There’s a touch of the Wild West about OPUWO, a frontier feel that exists nowhere else in Namibia. During the day, there’s a purposeful bustle of tourists, NGO workers and the occasional film crew passing through on their way to somewhere else – usually Epupa Falls, lesser-explored parts of the Kaokoveld, or a Himba village – pausing only to stock up with supplies. Indeed, the reason most tourists are drawn to Opuwo – though relatively few ever reach this remote region – is in order to interact with and learn about the Himba.

Only officially declared a town in 2000, Opuwo is now the regional capital of Kunene. For many years after independence it was a neglected backwater, in no small part due to the fact that many Himba and Herero – who are related to the Himba and also fairly well represented in the town – were on the wrong side in the independence struggle. Even now, Opuwo’s town centre still consists of little more than a couple of paved roads that converge at a T-junction, a collection of government buildings and ever-expanding, informal Himba settlements. Indeed, when many Himba lost cattle and other livestock in Namibia’s worst drought for thirty years, in 2013, they saw little alternative than to migrate to Opuwo in the hope of some relief. These days, pavements are crammed with Himba camping out, the women surrounded by crawling babies, swigging out of large bottles of Fanta, while the older men sit in deckchairs or on makeshift stools, surveying the scene. Himba from remote villages also periodically come into town, to visit the hospital, stock up at the wholesalers, or to sell crafts to tourists.

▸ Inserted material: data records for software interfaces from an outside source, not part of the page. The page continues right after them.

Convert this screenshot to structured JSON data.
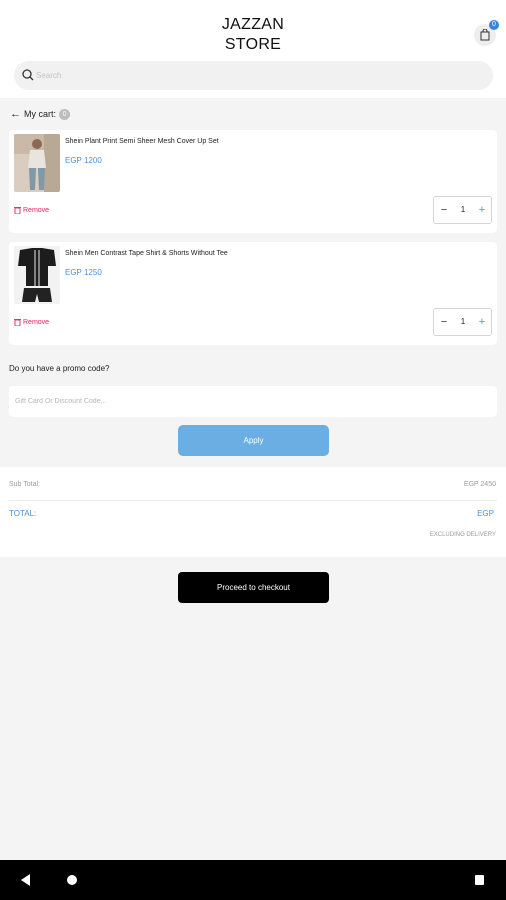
{
  "header": {
    "brand_line1": "JAZZAN",
    "brand_line2": "STORE",
    "bag_count": "0"
  },
  "search": {
    "placeholder": "Search",
    "value": ""
  },
  "cart": {
    "title": "My cart",
    "count": "0",
    "items": [
      {
        "name": "Shein Plant Print Semi Sheer Mesh Cover Up Set",
        "price": "EGP 1200",
        "quantity": "1",
        "remove_label": "Remove",
        "image_icon": "product-photo-beige-coverup"
      },
      {
        "name": "Shein Men Contrast Tape Shirt & Shorts Without Tee",
        "price": "EGP 1250",
        "quantity": "1",
        "remove_label": "Remove",
        "image_icon": "product-photo-black-shirt-shorts"
      }
    ]
  },
  "promo": {
    "label": "Do you have a promo code?",
    "placeholder": "Gift Card Or Discount Code...",
    "value": "",
    "apply_label": "Apply"
  },
  "totals": {
    "subtotal_label": "Sub Total:",
    "subtotal_value": "EGP 2450",
    "total_label": "TOTAL:",
    "total_value": "EGP",
    "delivery_note": "EXCLUDING DELIVERY"
  },
  "checkout": {
    "label": "Proceed to checkout"
  },
  "colors": {
    "accent": "#4a90d9",
    "apply_button": "#6aaee4",
    "remove": "#e0245e",
    "checkout_button": "#000000"
  }
}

There are no tourist sights as such, but pick your way through the rubble and rubbish dumped by the roadside and the thriving shebeens to take a wander round the Himba market behind the main shopping complex, or seek out the newly opened Kunene Conservancy processing plant, Scents of Africa, southwest of the T-junction, which manufactures Himba cosmetics made from traditional ingredients, and can offer guided tours with advance notice.

Travel offers; book through Rough Guides

Namibia features

The latest articles, galleries, quizzes and videos.

Namibia from above: the world's most extreme landscape

Namibia from above: the world's most extreme landscape

The Namib desert is one of the world’s most extreme environments. Covering 81,000 square kilometres, its vastness can only truly be appreciated from above. He…

17 Jul 2017 • Lottie Gross local_activity Special feature
In pictures: the otherworldly landscapes of Namibia

In pictures: the otherworldly landscapes of Namibia

From the spectacular dunes of the Namib Desert to the serpentine chasm of the Fish River Canyon, the rugged mountains of the Great Escarpment to the acacia-stud…

05 Jul 2017 • Sara Humphreys camera_alt Gallery
27 awe-inspiring pictures of Namibia

27 awe-inspiring pictures of Namibia

Namibia has some of the world's most astonishing landscapes. It's home to the world's oldest desert, a long and undeveloped coastline and national parks that te…

31 May 2016 • Lottie Gross insert_drive_file Article
View more featureschevron_right

Join over 60,000 subscribers and get travel tips, competitions and more every month

Join over 60,000 subscribers and get travel tips, competitions and more every month